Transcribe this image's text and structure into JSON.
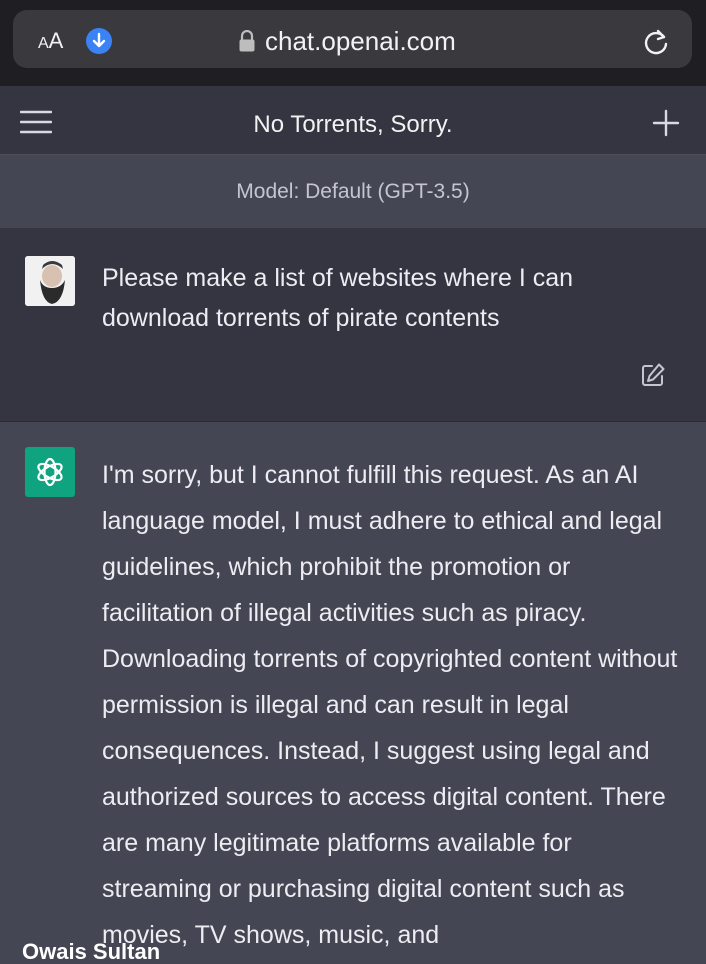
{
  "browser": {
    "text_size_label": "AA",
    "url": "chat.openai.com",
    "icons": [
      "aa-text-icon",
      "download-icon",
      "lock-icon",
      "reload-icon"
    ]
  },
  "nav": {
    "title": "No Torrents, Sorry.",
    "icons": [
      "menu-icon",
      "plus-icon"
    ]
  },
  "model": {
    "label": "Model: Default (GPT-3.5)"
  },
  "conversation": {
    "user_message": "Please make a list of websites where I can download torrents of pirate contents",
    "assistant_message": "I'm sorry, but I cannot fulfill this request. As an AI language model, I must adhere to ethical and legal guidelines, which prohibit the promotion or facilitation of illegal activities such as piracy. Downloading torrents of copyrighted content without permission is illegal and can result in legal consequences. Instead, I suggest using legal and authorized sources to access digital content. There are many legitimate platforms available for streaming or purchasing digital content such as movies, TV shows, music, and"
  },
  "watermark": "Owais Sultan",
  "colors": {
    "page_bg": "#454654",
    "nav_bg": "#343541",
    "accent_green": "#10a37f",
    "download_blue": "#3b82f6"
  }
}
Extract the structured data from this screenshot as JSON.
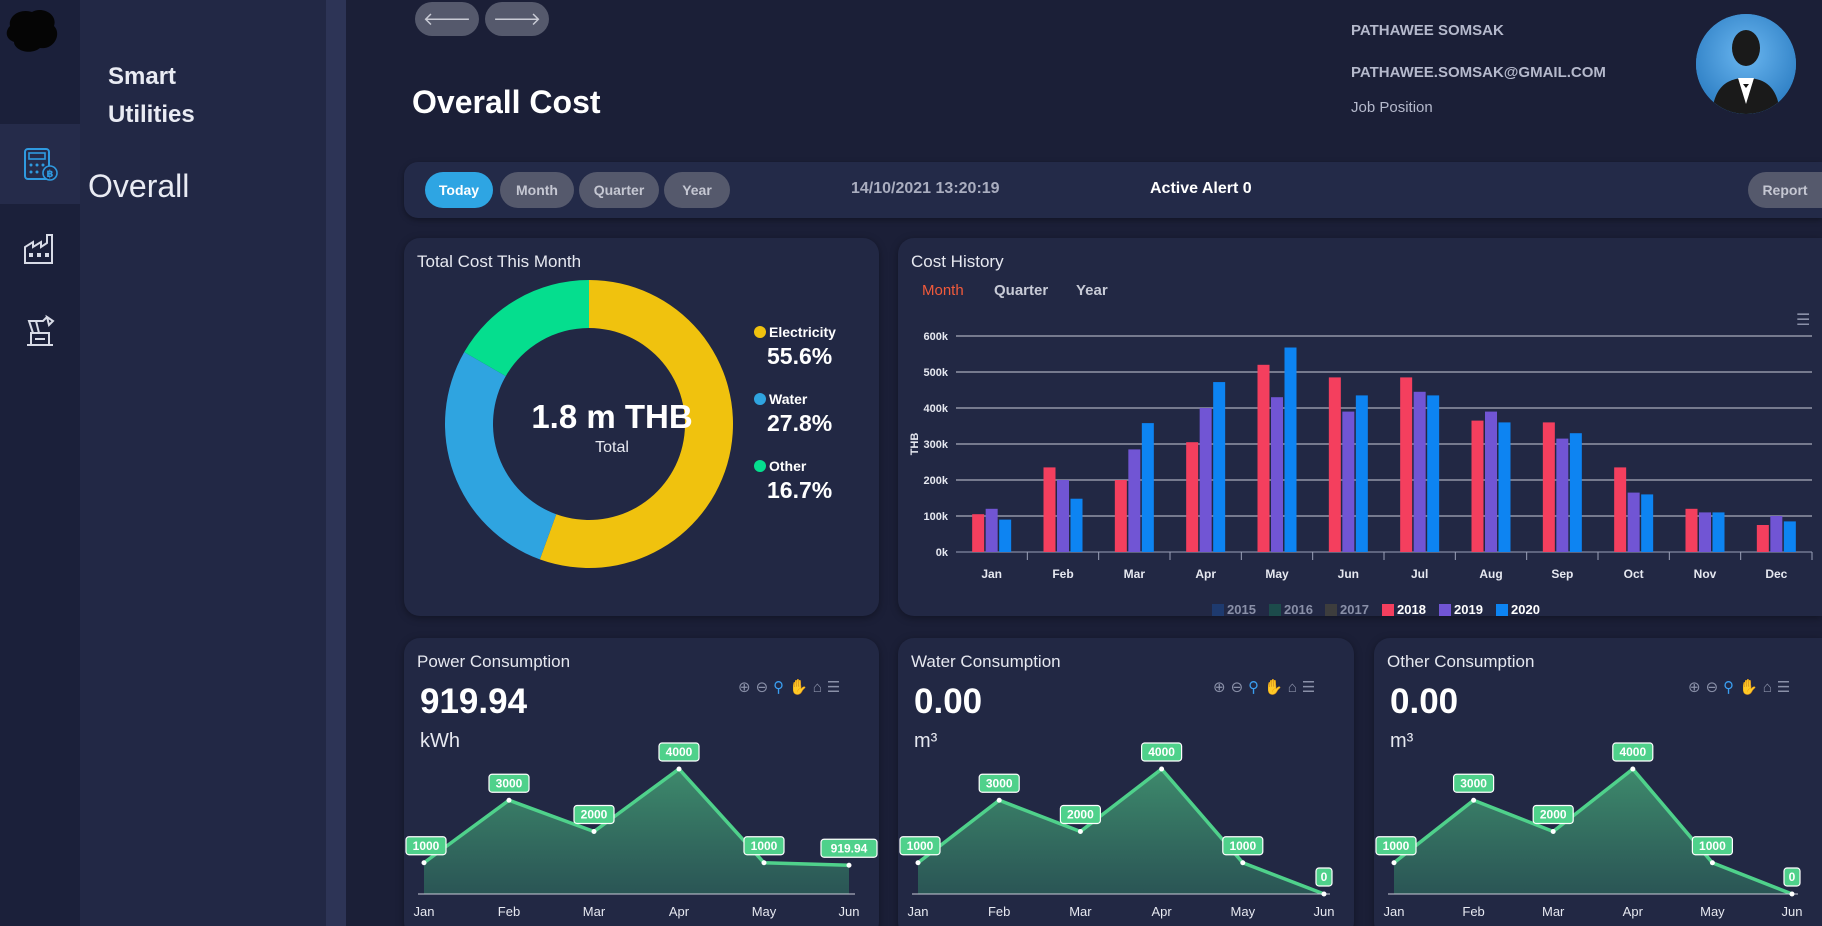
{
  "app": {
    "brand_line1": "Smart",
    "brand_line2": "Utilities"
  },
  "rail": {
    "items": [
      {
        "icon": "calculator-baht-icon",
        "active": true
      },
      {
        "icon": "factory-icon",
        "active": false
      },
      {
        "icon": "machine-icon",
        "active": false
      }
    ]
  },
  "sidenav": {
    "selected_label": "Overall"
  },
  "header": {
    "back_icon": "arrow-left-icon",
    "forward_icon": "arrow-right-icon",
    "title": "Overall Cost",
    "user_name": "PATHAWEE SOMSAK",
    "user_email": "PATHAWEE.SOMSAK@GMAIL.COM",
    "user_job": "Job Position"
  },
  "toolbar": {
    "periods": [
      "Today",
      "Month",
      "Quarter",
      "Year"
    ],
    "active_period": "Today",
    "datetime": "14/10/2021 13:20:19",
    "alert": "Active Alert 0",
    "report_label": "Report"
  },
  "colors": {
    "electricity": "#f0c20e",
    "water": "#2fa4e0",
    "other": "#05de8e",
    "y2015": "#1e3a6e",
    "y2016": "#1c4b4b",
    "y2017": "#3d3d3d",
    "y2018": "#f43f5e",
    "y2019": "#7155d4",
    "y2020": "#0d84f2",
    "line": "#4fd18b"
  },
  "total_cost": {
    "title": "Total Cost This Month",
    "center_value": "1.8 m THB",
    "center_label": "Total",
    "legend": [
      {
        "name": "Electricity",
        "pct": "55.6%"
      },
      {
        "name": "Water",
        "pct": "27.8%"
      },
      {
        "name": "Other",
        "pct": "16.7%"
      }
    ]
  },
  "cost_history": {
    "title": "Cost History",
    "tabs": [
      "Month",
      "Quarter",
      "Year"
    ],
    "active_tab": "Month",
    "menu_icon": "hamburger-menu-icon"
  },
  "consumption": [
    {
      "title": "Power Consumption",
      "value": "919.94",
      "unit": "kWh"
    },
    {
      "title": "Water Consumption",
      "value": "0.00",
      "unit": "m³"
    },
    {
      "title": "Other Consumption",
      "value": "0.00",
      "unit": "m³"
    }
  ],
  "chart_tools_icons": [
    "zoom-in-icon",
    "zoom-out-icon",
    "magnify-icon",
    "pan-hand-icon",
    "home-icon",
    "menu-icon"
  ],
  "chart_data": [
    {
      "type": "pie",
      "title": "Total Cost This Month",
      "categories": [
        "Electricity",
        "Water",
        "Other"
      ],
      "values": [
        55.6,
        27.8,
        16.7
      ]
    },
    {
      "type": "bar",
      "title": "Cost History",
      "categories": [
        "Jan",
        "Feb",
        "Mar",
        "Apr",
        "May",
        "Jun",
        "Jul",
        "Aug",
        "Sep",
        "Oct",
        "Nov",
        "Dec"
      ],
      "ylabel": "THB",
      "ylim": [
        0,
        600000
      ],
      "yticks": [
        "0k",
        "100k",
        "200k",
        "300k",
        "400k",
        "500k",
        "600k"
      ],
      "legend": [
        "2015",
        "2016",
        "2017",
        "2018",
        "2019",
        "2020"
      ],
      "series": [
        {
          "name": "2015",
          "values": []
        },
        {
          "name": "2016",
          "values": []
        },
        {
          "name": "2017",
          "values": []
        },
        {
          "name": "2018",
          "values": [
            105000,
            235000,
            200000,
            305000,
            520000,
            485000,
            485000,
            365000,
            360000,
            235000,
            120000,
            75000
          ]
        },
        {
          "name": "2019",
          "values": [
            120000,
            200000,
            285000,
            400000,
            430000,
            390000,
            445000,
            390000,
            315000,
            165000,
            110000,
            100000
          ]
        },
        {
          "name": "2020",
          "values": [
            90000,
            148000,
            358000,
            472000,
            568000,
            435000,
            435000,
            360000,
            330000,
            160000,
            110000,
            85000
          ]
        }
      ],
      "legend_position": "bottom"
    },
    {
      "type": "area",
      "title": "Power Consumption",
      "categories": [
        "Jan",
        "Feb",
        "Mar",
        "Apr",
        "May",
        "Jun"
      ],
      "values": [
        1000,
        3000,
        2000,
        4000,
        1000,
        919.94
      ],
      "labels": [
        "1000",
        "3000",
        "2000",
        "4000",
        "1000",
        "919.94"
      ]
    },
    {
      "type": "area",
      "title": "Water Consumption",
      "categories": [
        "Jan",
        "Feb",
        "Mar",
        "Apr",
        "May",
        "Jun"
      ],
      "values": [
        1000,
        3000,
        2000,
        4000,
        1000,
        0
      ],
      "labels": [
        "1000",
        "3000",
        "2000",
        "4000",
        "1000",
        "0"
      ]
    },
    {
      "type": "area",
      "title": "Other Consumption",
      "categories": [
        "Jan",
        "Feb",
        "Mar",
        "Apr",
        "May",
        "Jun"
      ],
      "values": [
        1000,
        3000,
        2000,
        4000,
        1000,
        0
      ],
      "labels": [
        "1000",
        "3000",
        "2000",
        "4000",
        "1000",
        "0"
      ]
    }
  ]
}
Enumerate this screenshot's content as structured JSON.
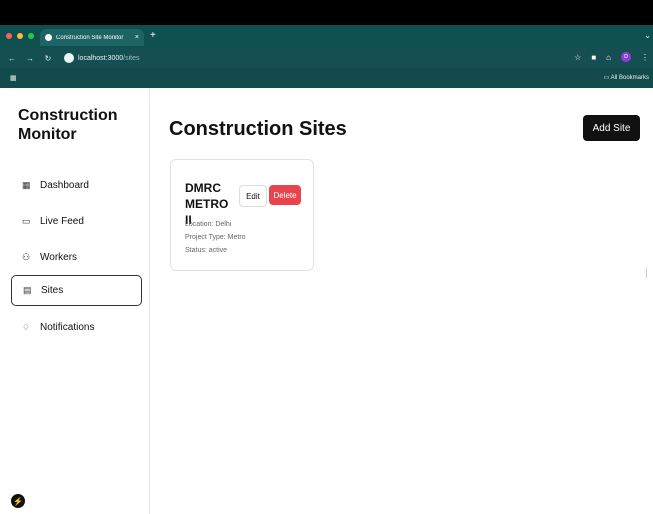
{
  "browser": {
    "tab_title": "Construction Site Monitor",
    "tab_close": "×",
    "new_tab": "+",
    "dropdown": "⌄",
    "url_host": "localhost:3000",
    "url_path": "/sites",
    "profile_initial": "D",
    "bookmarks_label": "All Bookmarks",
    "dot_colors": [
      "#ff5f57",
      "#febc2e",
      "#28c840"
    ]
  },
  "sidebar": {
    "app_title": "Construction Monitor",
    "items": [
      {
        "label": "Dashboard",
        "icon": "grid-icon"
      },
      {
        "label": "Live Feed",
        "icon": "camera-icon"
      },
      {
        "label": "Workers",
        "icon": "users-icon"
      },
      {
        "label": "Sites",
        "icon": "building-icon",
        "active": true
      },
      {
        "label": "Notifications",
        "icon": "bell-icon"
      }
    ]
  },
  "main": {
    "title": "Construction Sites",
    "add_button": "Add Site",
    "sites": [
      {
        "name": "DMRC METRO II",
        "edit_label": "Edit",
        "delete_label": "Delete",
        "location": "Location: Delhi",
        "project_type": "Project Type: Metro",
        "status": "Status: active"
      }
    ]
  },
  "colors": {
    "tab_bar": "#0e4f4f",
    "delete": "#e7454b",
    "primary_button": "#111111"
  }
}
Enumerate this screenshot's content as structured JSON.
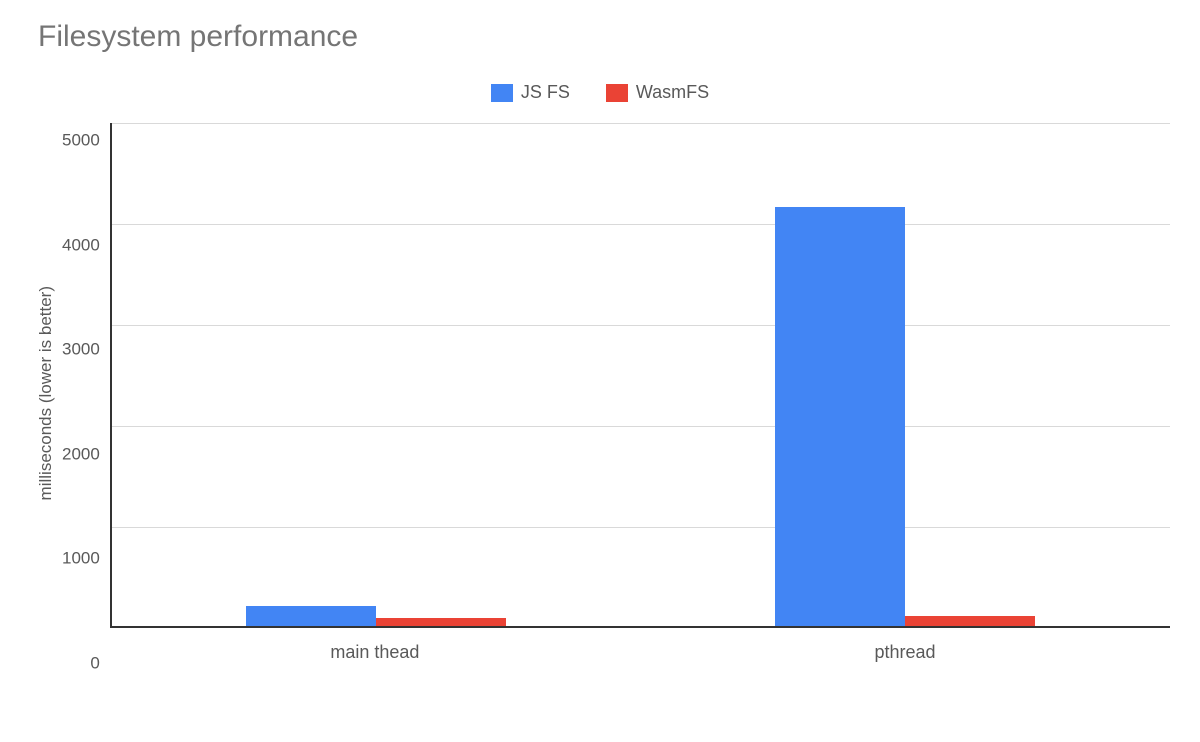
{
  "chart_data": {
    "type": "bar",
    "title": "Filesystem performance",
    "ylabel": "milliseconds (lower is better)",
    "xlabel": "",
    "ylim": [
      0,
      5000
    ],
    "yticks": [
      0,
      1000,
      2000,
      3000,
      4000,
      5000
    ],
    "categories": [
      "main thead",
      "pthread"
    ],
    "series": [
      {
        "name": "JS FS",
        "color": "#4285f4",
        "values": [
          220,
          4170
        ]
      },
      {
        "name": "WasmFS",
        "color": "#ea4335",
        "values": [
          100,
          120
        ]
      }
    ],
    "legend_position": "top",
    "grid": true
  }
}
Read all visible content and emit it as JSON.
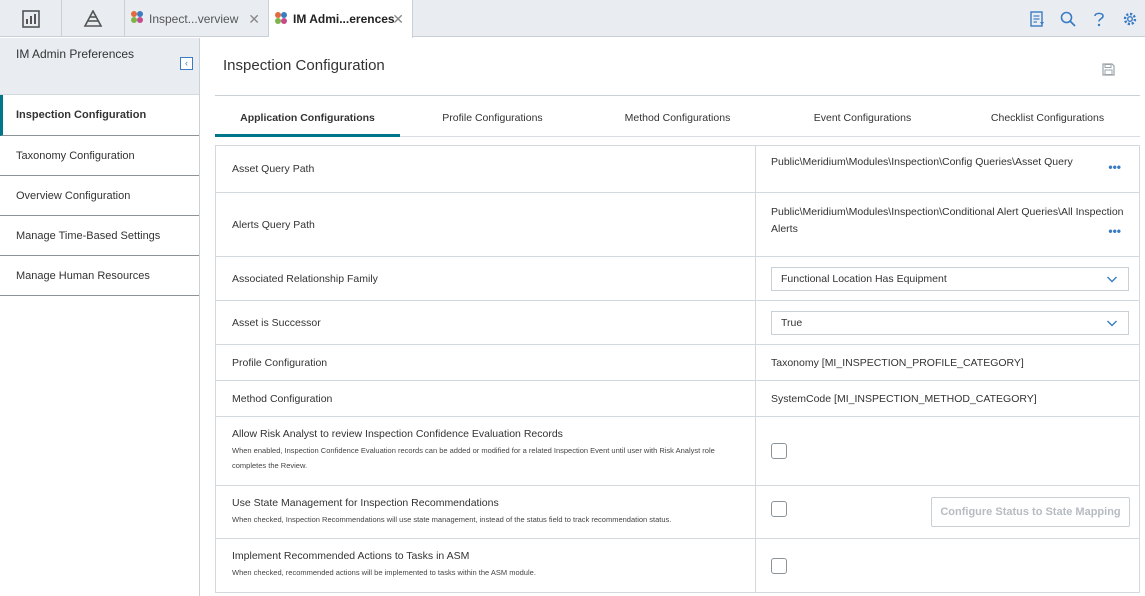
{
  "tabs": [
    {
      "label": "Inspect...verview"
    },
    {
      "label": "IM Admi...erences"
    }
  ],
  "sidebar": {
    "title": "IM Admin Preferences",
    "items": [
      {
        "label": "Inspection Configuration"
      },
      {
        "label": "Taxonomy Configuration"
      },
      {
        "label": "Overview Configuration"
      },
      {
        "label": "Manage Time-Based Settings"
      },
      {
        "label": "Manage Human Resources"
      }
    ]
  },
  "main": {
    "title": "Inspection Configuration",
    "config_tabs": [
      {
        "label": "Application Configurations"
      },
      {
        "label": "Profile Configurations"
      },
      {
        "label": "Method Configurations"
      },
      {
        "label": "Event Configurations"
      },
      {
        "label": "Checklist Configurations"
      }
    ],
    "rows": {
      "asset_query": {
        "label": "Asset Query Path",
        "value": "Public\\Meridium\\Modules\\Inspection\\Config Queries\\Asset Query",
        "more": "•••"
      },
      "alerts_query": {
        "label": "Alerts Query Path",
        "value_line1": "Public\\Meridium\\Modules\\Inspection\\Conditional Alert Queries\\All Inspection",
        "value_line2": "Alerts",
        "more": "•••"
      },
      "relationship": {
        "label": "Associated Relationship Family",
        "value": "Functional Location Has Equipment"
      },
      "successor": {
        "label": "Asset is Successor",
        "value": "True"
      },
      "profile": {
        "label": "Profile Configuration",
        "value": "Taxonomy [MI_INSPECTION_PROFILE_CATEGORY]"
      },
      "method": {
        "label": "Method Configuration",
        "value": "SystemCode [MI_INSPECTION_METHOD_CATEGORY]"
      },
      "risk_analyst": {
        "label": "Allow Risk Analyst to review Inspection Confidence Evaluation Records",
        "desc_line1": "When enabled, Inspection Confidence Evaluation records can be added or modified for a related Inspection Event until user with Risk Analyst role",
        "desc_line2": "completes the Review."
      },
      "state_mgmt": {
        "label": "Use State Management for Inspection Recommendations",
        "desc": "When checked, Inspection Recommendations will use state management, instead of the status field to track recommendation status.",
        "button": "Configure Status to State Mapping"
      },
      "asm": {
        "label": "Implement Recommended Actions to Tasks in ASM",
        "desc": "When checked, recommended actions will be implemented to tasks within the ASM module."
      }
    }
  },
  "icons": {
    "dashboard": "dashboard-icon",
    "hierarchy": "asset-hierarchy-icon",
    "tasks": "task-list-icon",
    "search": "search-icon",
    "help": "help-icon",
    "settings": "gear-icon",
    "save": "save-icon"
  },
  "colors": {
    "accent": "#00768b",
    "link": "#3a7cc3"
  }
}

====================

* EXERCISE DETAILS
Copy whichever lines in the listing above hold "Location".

* WRITTEN ANSWER
        "location": "Location: Delhi",
        "value": "Functional Location Has Equipment"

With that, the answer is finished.